[Website and app data records]

= Beginning of Section =

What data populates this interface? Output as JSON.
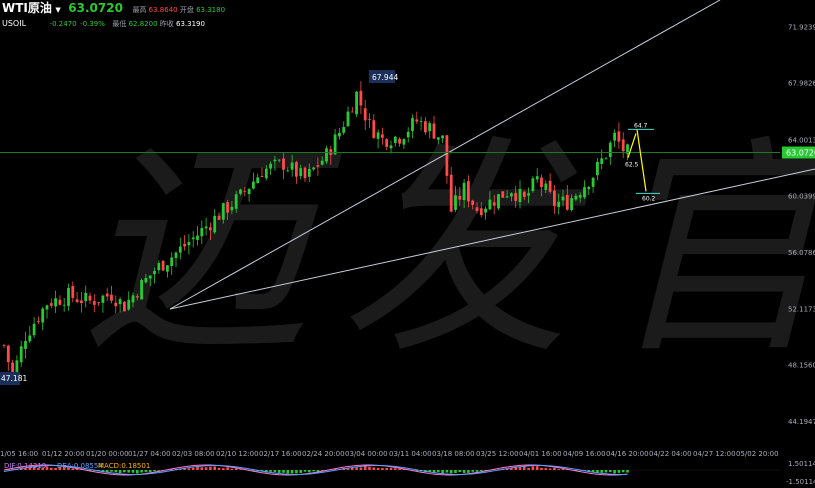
{
  "header": {
    "symbol": "WTI原油",
    "dropdown_icon": "caret-down-icon",
    "price": "63.0720",
    "code": "USOIL",
    "change": "-0.2470",
    "change_pct": "-0.39%",
    "high_label": "最高",
    "high": "63.8640",
    "low_label": "最低",
    "low": "62.8200",
    "open_label": "开盘",
    "open": "63.3180",
    "prev_label": "昨收",
    "prev": "63.3190"
  },
  "watermark": "迈发官",
  "colors": {
    "up": "#29c934",
    "down": "#ff4a4a",
    "trend": "#c8cde0",
    "annot": "#ffff00",
    "current": "#1f7a1f"
  },
  "chart_data": {
    "type": "candlestick",
    "y_ticks": [
      "71.9239",
      "67.9826",
      "64.0013",
      "60.0399",
      "56.0786",
      "52.1173",
      "48.1560",
      "44.1947"
    ],
    "x_ticks": [
      "1/05 16:00",
      "01/12 20:00",
      "01/20 00:00",
      "01/27 04:00",
      "02/03 08:00",
      "02/10 12:00",
      "02/17 16:00",
      "02/24 20:00",
      "03/04 00:00",
      "03/11 04:00",
      "03/18 08:00",
      "03/25 12:00",
      "04/01 16:00",
      "04/09 16:00",
      "04/16 20:00",
      "04/22 04:00",
      "04/27 12:00",
      "05/02 20:00"
    ],
    "ylim": [
      42.5,
      73.8
    ],
    "current_price": 63.072,
    "labels": [
      {
        "text": "67.944",
        "value": 67.944,
        "kind": "max"
      },
      {
        "text": "47.181",
        "value": 47.181,
        "kind": "min"
      },
      {
        "text": "64.7",
        "value": 64.7,
        "kind": "annot"
      },
      {
        "text": "62.5",
        "value": 62.5,
        "kind": "annot"
      },
      {
        "text": "60.2",
        "value": 60.2,
        "kind": "annot"
      }
    ],
    "close_path": [
      [
        0,
        49.5
      ],
      [
        2,
        47.3
      ],
      [
        5,
        50.2
      ],
      [
        10,
        52.5
      ],
      [
        15,
        53.0
      ],
      [
        20,
        52.6
      ],
      [
        25,
        53.1
      ],
      [
        28,
        52.3
      ],
      [
        31,
        53.4
      ],
      [
        35,
        54.8
      ],
      [
        40,
        56.0
      ],
      [
        45,
        57.3
      ],
      [
        50,
        58.7
      ],
      [
        55,
        60.0
      ],
      [
        60,
        61.8
      ],
      [
        65,
        62.3
      ],
      [
        70,
        61.2
      ],
      [
        75,
        62.9
      ],
      [
        78,
        64.5
      ],
      [
        82,
        67.2
      ],
      [
        85,
        65.0
      ],
      [
        88,
        64.0
      ],
      [
        92,
        64.2
      ],
      [
        96,
        65.3
      ],
      [
        99,
        64.8
      ],
      [
        102,
        64.0
      ],
      [
        104,
        59.0
      ],
      [
        107,
        60.5
      ],
      [
        110,
        59.1
      ],
      [
        113,
        59.6
      ],
      [
        118,
        60.5
      ],
      [
        121,
        59.7
      ],
      [
        124,
        61.2
      ],
      [
        128,
        59.5
      ],
      [
        131,
        59.6
      ],
      [
        134,
        60.5
      ],
      [
        137,
        61.5
      ],
      [
        140,
        63.0
      ],
      [
        142,
        64.2
      ],
      [
        144,
        63.3
      ],
      [
        145,
        63.07
      ]
    ],
    "macd": {
      "dif_label": "DIF:0.14319",
      "dea_label": "DEA:0.08554",
      "macd_label": "MACD:0.18501",
      "ticks": [
        "1.50114",
        "-1.50114"
      ]
    }
  }
}
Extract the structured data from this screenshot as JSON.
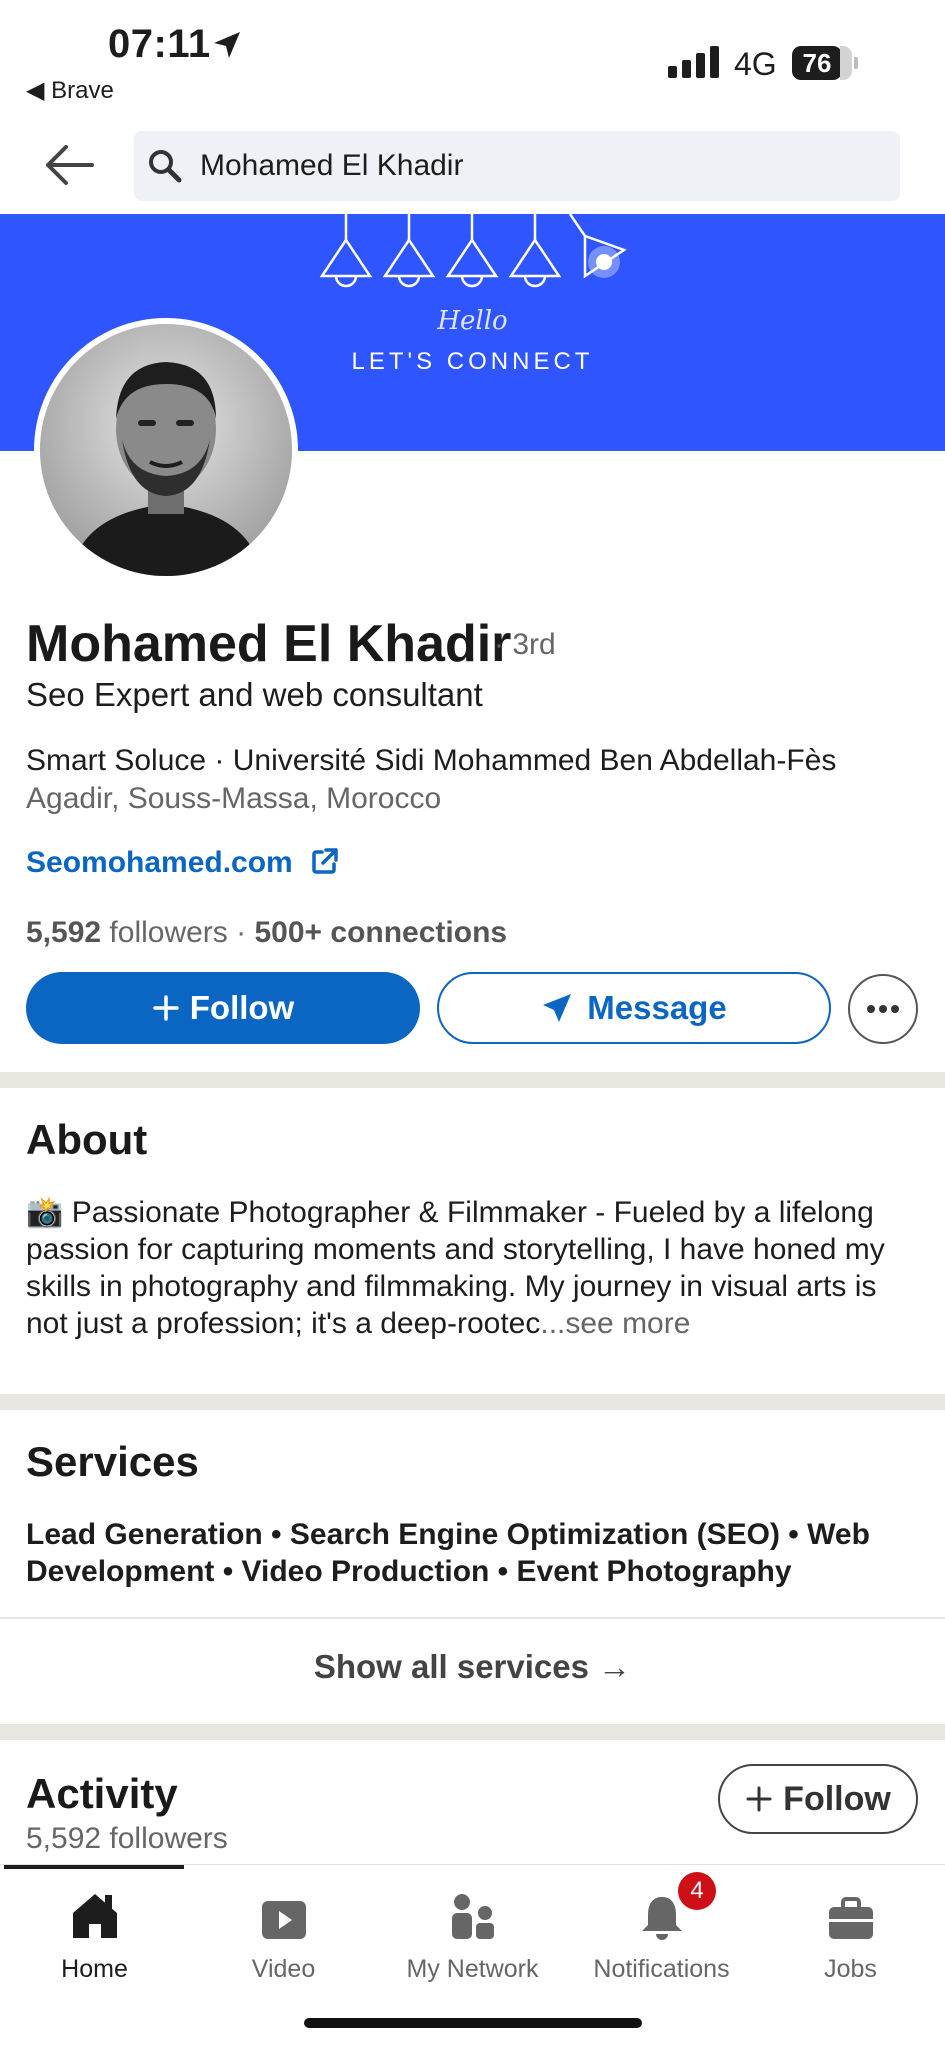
{
  "status_bar": {
    "time": "07:11",
    "back_app": "◀ Brave",
    "network": "4G",
    "battery": "76"
  },
  "search": {
    "query": "Mohamed El Khadir"
  },
  "banner": {
    "hello": "Hello",
    "connect": "LET'S CONNECT",
    "color": "#2f55ff"
  },
  "profile": {
    "name": "Mohamed El Khadir",
    "degree": "· 3rd",
    "headline": "Seo Expert and web consultant",
    "education": "Smart Soluce · Université Sidi Mohammed Ben Abdellah-Fès",
    "location": "Agadir, Souss-Massa, Morocco",
    "website": "Seomohamed.com",
    "followers_count": "5,592",
    "followers_label": "followers",
    "separator": "·",
    "connections": "500+ connections"
  },
  "actions": {
    "follow": "Follow",
    "message": "Message"
  },
  "about": {
    "title": "About",
    "emoji": "📸",
    "text": "Passionate Photographer & Filmmaker - Fueled by a lifelong passion for capturing moments and storytelling, I have honed my skills in photography and filmmaking. My journey in visual arts is not just a profession; it's a deep-rootec",
    "see_more": "...see more"
  },
  "services": {
    "title": "Services",
    "list": "Lead Generation • Search Engine Optimization (SEO) • Web Development • Video Production • Event Photography",
    "show_all": "Show all services →"
  },
  "activity": {
    "title": "Activity",
    "followers": "5,592 followers",
    "follow": "Follow"
  },
  "nav": {
    "items": [
      {
        "label": "Home",
        "icon": "home-icon"
      },
      {
        "label": "Video",
        "icon": "video-icon"
      },
      {
        "label": "My Network",
        "icon": "network-icon"
      },
      {
        "label": "Notifications",
        "icon": "bell-icon"
      },
      {
        "label": "Jobs",
        "icon": "briefcase-icon"
      }
    ],
    "notification_badge": "4"
  },
  "colors": {
    "primary": "#0a66c2",
    "badge": "#cc1016"
  }
}
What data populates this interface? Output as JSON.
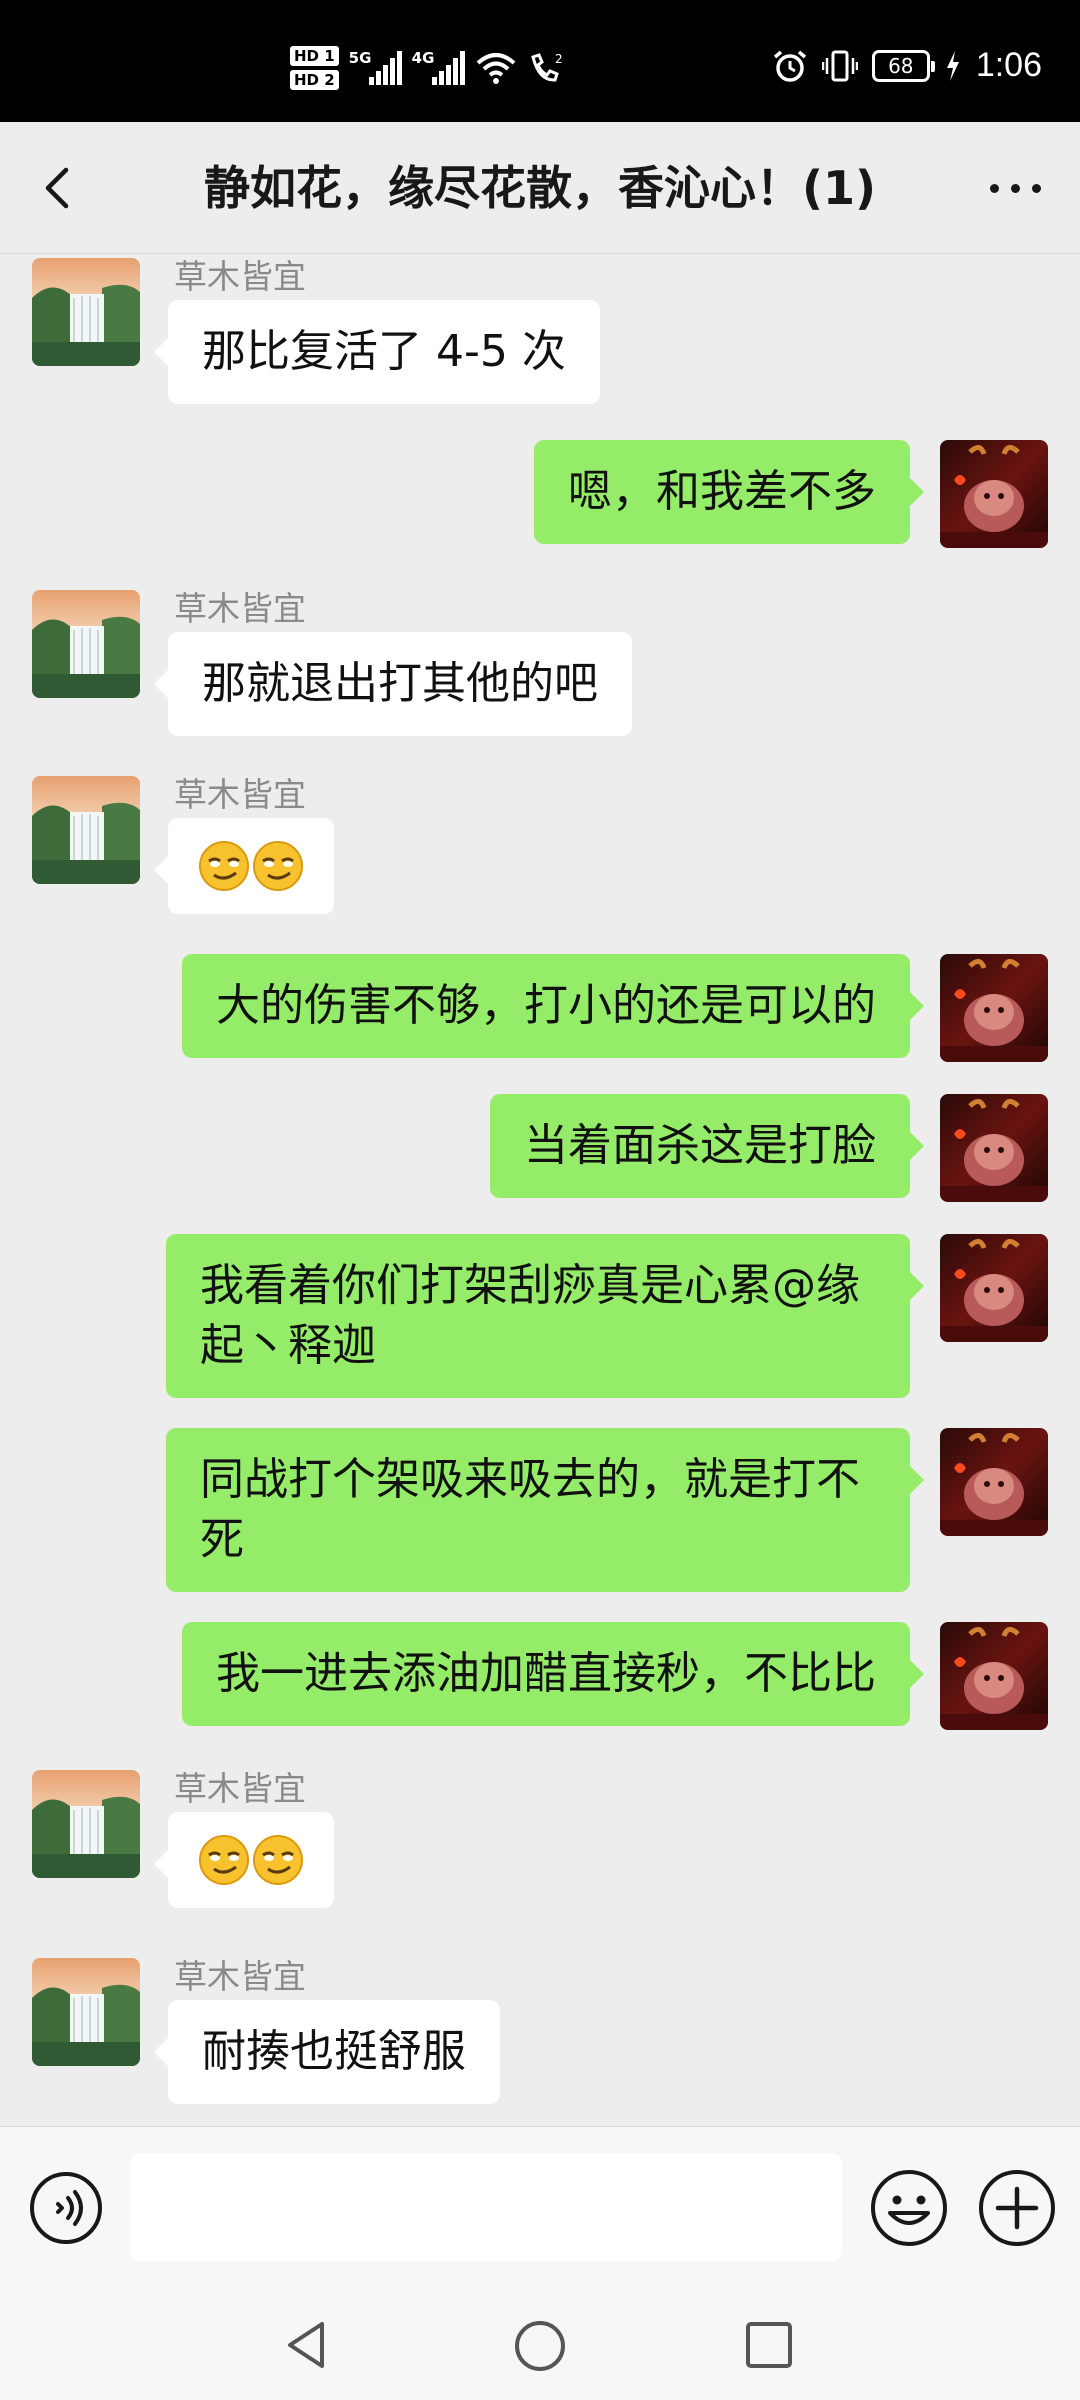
{
  "status_bar": {
    "hd1": "HD 1",
    "hd2": "HD 2",
    "net1": "5G",
    "net2": "4G",
    "call_badge": "2",
    "battery": "68",
    "time": "1:06",
    "icons": [
      "alarm-icon",
      "vibrate-icon",
      "charging-icon",
      "wifi-icon",
      "hd-call-icon"
    ]
  },
  "header": {
    "title": "静如花，缘尽花散，香沁心！(1)",
    "back_icon": "chevron-left-icon",
    "more_icon": "ellipsis-icon"
  },
  "messages": [
    {
      "side": "left",
      "sender": "草木皆宜",
      "text": "那比复活了 4-5 次"
    },
    {
      "side": "right",
      "text": "嗯，和我差不多"
    },
    {
      "side": "left",
      "sender": "草木皆宜",
      "text": "那就退出打其他的吧"
    },
    {
      "side": "left",
      "sender": "草木皆宜",
      "text": "😏😏",
      "is_emoji": true
    },
    {
      "side": "right",
      "text": "大的伤害不够，打小的还是可以的"
    },
    {
      "side": "right",
      "text": "当着面杀这是打脸"
    },
    {
      "side": "right",
      "text": "我看着你们打架刮痧真是心累@缘起丶释迦"
    },
    {
      "side": "right",
      "text": "同战打个架吸来吸去的，就是打不死"
    },
    {
      "side": "right",
      "text": "我一进去添油加醋直接秒，不比比"
    },
    {
      "side": "left",
      "sender": "草木皆宜",
      "text": "😏😏",
      "is_emoji": true
    },
    {
      "side": "left",
      "sender": "草木皆宜",
      "text": "耐揍也挺舒服"
    }
  ],
  "input_bar": {
    "placeholder": "",
    "value": "",
    "voice_icon": "voice-icon",
    "emoji_icon": "smiley-icon",
    "plus_icon": "plus-icon"
  },
  "system_nav": {
    "icons": [
      "back-triangle-icon",
      "home-circle-icon",
      "recents-square-icon"
    ]
  },
  "colors": {
    "background": "#ededed",
    "bubble_self": "#95ec69",
    "bubble_other": "#ffffff",
    "nickname": "#8a8a8a"
  }
}
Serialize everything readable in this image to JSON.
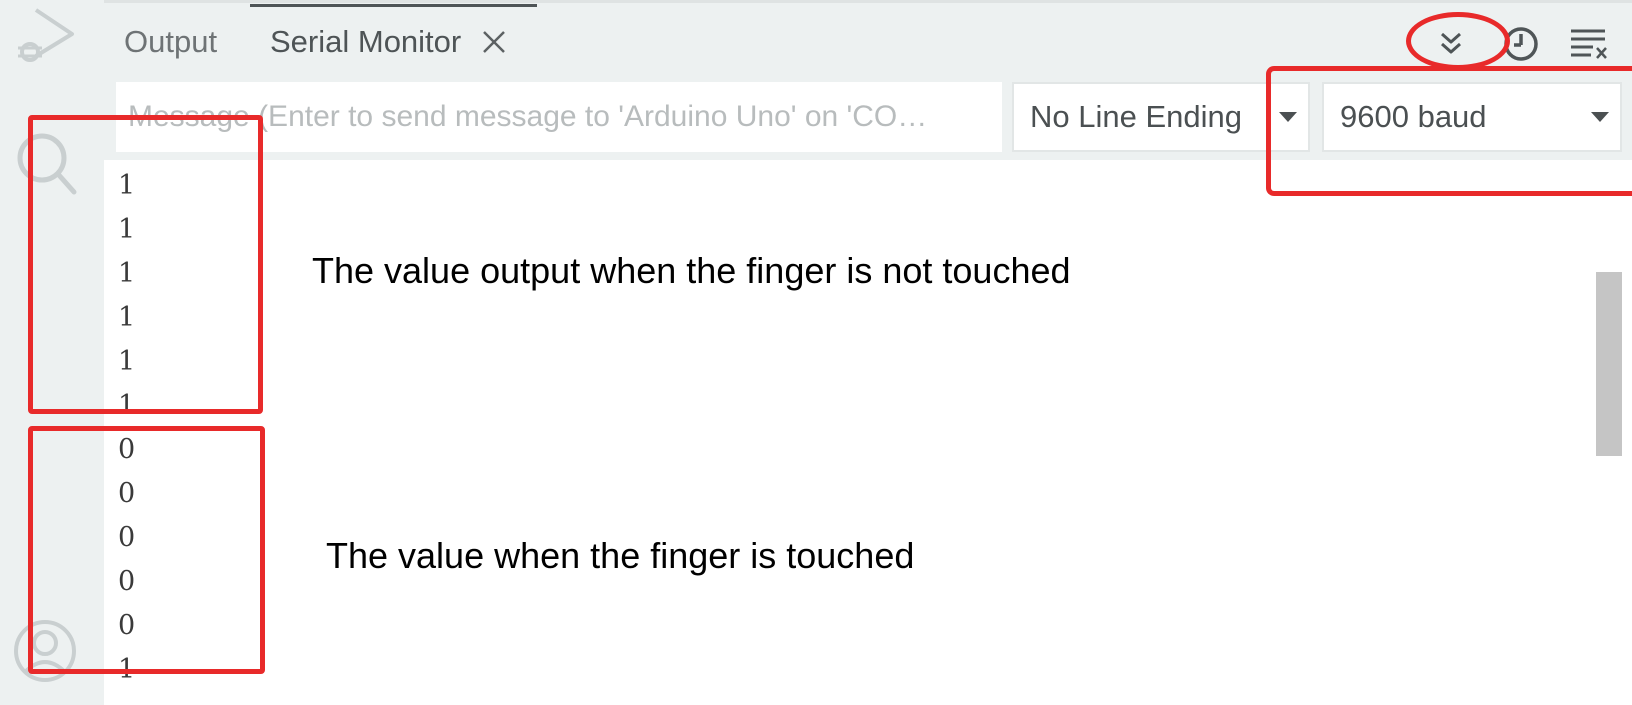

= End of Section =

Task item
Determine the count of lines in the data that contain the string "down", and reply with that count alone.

Answer
2